DEAR HARRIETTE: I work a full-time job for a startup company, but I do product promotion through social media on the side.
As a freelancer, I get paid hundreds, sometimes thousands of dollars for my social media work. When my company learned that I do pretty well with my independent work, they were impressed. My boss asked that I promote the startup on my personal pages. Since he made this request during a meeting, I felt like I was being put on the spot. I didn’t agree to do it, but I didn’t decline.
I’ve decided to pull my boss to the side privately and tell him that if he would like social media promotion, I will have to charge him for it. Some of my other co-workers have promoted the company on their personal social media pages before, but they do not have an audience the way that I do.
I am afraid that this ask will rub my boss the wrong way, but this is my business, and believe I should be paid for it. How should I go about asking this?
DEAR FREE PROMO: This is tricky. You need to create a strategy that makes your boss feel special but that also protects you.
Figure out a discount that you can offer to your boss for your services. Create a presentation for him — as you would for any other client — of exactly what his company will get for the cost of your promotion. Establish clear expectations so that he understands how it works and what the potential return on investment is. Be clear on the value your services will add to his bottom line. Make your work seem invaluable to him.
When you present to your boss, remind him that this is your personal business that you have developed over a period of time, completely independent of his company. Unfortunately, you cannot offer your services for free, but because you work for him, you are happy to offer him a discount that will last for the duration of time that you work for him.

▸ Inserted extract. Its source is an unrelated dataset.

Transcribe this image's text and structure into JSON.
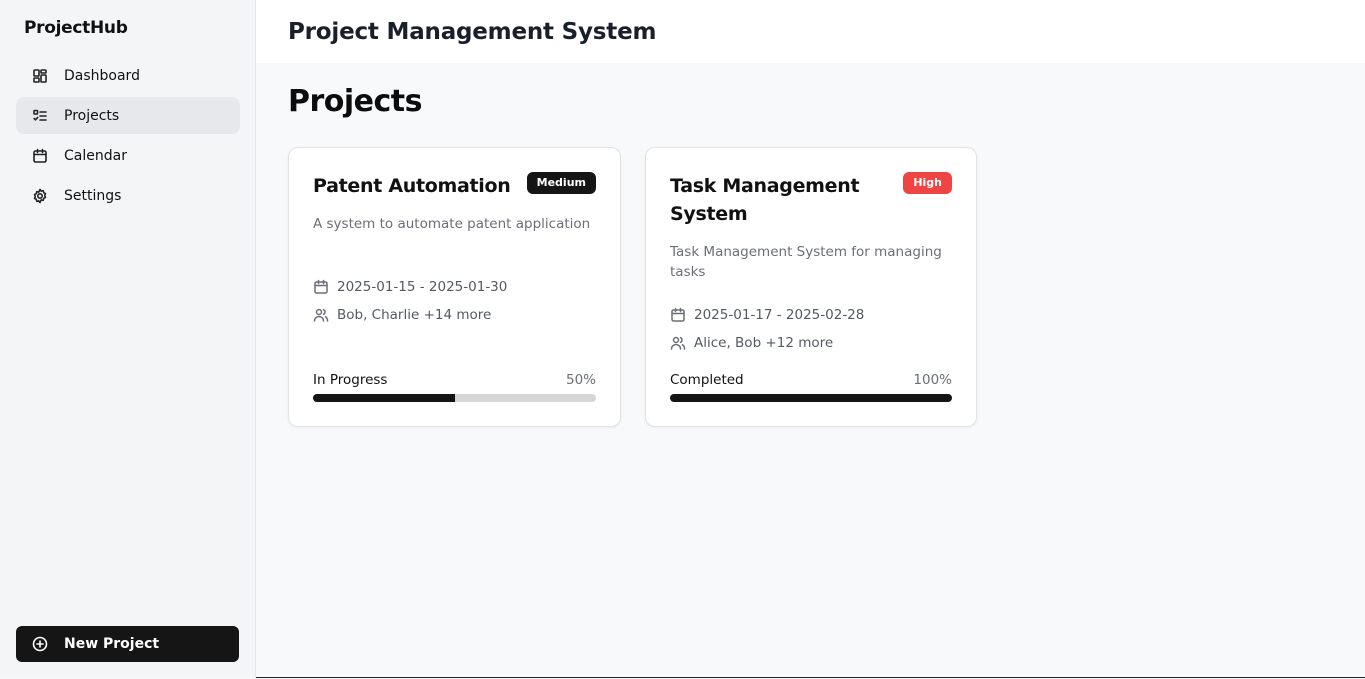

He may not take this well, but it is a risk you will have to take. Many businesses do not like their employees doing anything “on the side.” If this is to be your path, you have to stand strong and face what comes next.
DEAR HARRIETTE: My daughter just started college, and it turns out that a friend from her middle school is going to the same school. The two of them had a big falling-out years ago and had not seen each other for a long time.
The other girl is trying to rekindle their friendship. My daughter is not interested at all.
She asked me what she can say to the girl to get her to back off. I don’t want her to be rude, even if she doesn’t intend to make friends again. What can she say?
No Longer Friends
DEAR NO LONGER FRIENDS: Your daughter doesn’t have to say much. If she just doesn’t engage, eventually the other girl will get the message.
Your daughter should be cordial. She should speak to the ex-friend when they see each other but leave it at that. Don’t ask her about her life. Don’t invite her to hang out. Graciously decline invitations to get together. In time, it should sink in.
Harriette Cole is a lifestylist and founder of DREAMLEAPERS, an initiative to help people access and activate their dreams. You can send questions [email protected] or c/o Andrews McMeel Syndication, 1130 Walnut St., Kansas City, MO 64106.